Please state how many lines of the records below contain the word "more". Give the number and nothing else.

━━ Entries supplied

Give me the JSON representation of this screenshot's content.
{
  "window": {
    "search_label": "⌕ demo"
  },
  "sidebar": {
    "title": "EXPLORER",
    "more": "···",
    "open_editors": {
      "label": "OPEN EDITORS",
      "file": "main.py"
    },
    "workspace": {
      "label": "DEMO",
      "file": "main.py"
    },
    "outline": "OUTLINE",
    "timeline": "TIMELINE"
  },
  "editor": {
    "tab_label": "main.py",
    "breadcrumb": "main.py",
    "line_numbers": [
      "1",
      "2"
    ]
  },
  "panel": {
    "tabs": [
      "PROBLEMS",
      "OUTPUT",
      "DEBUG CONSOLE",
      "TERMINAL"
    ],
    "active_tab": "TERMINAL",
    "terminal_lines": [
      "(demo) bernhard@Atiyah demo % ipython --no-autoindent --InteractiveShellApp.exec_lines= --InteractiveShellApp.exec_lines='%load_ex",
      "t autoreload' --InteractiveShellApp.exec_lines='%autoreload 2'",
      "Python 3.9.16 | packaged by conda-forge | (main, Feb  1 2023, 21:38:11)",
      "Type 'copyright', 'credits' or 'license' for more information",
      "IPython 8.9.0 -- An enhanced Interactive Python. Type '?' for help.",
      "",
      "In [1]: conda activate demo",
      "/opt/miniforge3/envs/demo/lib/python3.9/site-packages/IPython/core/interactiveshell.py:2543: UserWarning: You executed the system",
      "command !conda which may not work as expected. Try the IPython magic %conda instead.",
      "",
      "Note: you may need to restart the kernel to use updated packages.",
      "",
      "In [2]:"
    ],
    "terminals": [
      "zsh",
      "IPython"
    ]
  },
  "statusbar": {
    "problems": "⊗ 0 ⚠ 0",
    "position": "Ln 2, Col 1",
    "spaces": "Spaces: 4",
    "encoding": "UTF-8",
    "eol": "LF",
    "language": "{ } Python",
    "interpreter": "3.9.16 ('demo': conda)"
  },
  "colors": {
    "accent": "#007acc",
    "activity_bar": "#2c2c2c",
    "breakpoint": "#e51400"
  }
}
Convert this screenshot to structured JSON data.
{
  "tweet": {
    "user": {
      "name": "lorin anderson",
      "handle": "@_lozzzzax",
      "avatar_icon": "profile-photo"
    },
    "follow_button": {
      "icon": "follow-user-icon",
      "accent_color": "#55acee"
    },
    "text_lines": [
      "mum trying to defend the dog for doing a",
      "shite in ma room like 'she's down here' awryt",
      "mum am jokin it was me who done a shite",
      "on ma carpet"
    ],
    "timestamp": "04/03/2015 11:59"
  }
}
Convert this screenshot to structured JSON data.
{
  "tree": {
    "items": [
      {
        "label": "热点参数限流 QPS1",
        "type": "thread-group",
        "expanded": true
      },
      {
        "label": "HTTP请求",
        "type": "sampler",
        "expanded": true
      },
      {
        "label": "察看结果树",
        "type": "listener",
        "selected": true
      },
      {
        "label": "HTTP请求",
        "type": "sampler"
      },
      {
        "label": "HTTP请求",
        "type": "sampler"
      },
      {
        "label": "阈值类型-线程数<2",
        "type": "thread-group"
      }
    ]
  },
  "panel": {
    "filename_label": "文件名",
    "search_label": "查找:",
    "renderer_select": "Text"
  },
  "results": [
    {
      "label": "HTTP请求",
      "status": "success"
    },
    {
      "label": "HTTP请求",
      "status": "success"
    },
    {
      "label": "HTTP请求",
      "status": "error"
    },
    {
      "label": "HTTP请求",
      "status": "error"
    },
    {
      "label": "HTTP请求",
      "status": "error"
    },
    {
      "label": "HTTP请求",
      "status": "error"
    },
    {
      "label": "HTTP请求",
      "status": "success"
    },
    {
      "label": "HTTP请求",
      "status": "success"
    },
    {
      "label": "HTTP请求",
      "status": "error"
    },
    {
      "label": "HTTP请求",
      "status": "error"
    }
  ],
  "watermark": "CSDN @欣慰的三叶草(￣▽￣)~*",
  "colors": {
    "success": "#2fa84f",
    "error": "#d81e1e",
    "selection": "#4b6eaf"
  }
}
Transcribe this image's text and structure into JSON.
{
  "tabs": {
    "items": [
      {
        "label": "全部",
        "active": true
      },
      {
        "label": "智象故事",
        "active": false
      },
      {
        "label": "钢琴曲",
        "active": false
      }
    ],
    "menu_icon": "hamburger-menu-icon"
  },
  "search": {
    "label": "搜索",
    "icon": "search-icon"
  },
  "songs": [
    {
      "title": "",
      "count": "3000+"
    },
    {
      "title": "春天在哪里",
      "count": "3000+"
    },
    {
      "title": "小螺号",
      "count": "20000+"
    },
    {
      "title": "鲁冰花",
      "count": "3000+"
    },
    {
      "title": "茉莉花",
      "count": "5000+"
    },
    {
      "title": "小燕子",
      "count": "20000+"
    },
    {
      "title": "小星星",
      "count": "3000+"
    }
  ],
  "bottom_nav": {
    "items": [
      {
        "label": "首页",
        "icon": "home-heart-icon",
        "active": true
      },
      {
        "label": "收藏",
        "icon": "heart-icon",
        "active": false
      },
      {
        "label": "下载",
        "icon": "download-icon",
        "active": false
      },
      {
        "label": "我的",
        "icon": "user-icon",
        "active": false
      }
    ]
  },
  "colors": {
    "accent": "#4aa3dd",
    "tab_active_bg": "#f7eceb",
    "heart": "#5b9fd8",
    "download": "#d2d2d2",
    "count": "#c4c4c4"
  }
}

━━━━

(Task answer) 2